Earlier this week, Rising Tide-Vancouver, Coast Salish Territories put out a call to action for when the Joint Review Panel comes to Vancouver for the public hearings on the Enbridge Northern Gateway Pipeline. In their callout they say "No Consent, No Pipelines" and are actively mobilizing to voice opposition to all pipelines which would be carrying dirty fossil fuels and contributing to global warming pollution.

What do the stories of the members of the Wet'suwet'en who are defending their land, the Indigenous leaders having their voices heard, and concerned community members speaking truth to Big Oil Giants have in common? They are all examples of communities fighting back and saying "no" to projects that threaten their communities. 'Tis the season, after all.

But there are more facts and figures revealed during these negotiations that give us reason to believe that maybe it is always the season.

Over the past year, Environment Minister Peter Kent has met with the fossil fuel lobby 48 times, and the second meeting in Doha was the first time Kent agreed to meet with climate NGOs while at the UN negotiations. It became public that US Ambassador to the UN, Susan Rice, has more than $1 million dollars worth of shares in each of TransAtlanta, Encana, Enbridge, Cenovus, and Imperial Oil. She also has shares in TransCanada, the same company building the Keystone XL pipeline being opposed during the climate talks by activists who barricaded themselves in segments of the pipe as it was being constructed. Another report released during the talks by the International Forum on Globalization explained how the world's two wealthiest men, the Koch brothers, have aggressively funded climate denial "science," attacked clean air laws, and lead "an epic propaganda effort by the broader fossil fuel industry."

This wealth and influence undermines a reduction in climate pollution all year-round, not just during the talks. Lobbying efforts to expand the fossil fuel industry, ongoing investments by the 1 per cent in building pipelines that are widely opposed, and corporate access to politicians and decision-makers are apparent every single day. Simultaneously, it is apparent that arginalized communities have significantly less influence to shape the outcome of these negotiations.
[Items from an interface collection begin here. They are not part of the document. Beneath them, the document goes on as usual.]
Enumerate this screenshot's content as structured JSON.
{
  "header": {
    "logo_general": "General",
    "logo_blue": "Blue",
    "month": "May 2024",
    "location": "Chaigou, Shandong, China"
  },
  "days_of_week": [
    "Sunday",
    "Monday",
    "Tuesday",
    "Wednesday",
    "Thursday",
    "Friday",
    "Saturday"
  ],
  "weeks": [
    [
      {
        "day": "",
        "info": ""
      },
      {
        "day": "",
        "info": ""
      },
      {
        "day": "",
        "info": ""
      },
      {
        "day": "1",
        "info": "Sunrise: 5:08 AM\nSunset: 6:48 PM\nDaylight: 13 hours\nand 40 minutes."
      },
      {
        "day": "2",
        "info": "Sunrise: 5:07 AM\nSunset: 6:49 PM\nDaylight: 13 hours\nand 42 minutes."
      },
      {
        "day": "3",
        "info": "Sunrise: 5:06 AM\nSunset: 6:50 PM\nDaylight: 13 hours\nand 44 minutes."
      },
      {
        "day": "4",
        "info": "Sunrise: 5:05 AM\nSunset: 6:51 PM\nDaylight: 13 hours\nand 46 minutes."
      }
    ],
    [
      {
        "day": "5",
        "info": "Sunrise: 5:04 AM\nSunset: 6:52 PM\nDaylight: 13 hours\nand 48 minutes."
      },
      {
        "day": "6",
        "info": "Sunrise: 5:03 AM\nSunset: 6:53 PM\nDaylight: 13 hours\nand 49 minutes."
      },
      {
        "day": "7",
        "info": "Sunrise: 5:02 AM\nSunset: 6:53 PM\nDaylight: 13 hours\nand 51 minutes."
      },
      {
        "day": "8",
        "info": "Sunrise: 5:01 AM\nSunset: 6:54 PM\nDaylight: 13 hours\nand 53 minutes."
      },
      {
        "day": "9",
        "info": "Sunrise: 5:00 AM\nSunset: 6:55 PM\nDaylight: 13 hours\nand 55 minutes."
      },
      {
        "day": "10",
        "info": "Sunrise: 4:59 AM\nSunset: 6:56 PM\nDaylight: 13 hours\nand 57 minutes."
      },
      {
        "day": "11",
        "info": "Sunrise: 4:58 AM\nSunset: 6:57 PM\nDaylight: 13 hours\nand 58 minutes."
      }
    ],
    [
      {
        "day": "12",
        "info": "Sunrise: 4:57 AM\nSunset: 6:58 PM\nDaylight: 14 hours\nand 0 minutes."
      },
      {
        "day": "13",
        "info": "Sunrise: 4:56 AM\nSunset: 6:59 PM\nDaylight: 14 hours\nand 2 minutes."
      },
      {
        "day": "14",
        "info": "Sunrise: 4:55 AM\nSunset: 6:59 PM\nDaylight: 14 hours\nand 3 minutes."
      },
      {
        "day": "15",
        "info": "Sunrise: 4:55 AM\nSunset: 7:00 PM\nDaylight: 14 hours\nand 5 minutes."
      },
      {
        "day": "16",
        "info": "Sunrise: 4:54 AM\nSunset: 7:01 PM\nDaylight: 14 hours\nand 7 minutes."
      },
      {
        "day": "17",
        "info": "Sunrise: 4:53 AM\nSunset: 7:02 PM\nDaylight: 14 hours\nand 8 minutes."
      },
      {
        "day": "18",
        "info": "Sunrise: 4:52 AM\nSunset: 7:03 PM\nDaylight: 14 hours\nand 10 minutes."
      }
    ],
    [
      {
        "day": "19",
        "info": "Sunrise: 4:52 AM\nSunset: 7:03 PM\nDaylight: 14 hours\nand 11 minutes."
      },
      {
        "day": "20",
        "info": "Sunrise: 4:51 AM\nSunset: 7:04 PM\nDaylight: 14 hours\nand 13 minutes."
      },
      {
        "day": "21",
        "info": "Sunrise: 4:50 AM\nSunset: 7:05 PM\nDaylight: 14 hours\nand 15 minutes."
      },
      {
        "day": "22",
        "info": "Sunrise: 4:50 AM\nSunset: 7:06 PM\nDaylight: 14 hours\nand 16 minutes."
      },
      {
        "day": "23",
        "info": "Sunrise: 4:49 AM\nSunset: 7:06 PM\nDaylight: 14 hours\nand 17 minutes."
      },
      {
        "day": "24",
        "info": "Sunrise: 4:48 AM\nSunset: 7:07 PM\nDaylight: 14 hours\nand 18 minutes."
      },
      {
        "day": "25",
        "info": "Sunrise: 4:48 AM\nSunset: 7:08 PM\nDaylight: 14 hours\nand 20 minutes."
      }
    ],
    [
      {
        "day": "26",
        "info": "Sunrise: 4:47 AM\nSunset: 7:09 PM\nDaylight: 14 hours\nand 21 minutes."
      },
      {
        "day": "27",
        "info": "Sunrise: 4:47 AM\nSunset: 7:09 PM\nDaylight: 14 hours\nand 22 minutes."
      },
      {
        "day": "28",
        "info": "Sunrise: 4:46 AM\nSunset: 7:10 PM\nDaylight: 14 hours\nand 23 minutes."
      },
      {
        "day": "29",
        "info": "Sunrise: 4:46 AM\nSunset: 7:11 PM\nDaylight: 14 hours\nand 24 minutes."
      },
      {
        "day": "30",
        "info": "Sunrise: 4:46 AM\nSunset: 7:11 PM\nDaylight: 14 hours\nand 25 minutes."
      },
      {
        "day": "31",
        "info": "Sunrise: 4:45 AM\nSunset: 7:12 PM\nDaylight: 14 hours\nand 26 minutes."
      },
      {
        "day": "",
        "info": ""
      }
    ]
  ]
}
But what if we could change the role that wealth and political influence play on these UN negotiations? What if communities impacted by the tar sands and by fracking were the ones who had most access to decision-makers at the UNFCCC? Or what if they were the ones who were actually drafting the text? What if the people who had the most power at these negotiations were the people who had the most at stake, and were not the people with the most cash?

Then we would be facing a very different reality from the current state of these international climate negotiations.

If we want to see change from these negotiations, we need to see fundamental changes in the way decisions are actually made. The ones supposedly drafting "fair and ambitious" deals should not be the same people who profit from no deals or weak deals. This is a complete conflict of interest. Politicians and bureaucrats with connections to oil and gas profiteers are not going to reduce greenhouse gas emissions because it is in their bank accounts' best interest to pollute. Negotiators are accountable to polluters.

The inspiring part is that regardless of what happens at these negotiations, communities are organizing themselves and saying this is unacceptable. When bureaucrats and politicians return from Doha, we can make sure that we hold them accountable. We need to do that, since this December we have once again been shown that the UN climate negotiations is not where we see accountability and responsibility. If there is no international "agreement," we need to show that we demand emission reductions and expansion of the tar sands and fracking. This holiday season give the gift of climate justice. Give the gifts of solidarity, resistance, and community power. 'Tis the season.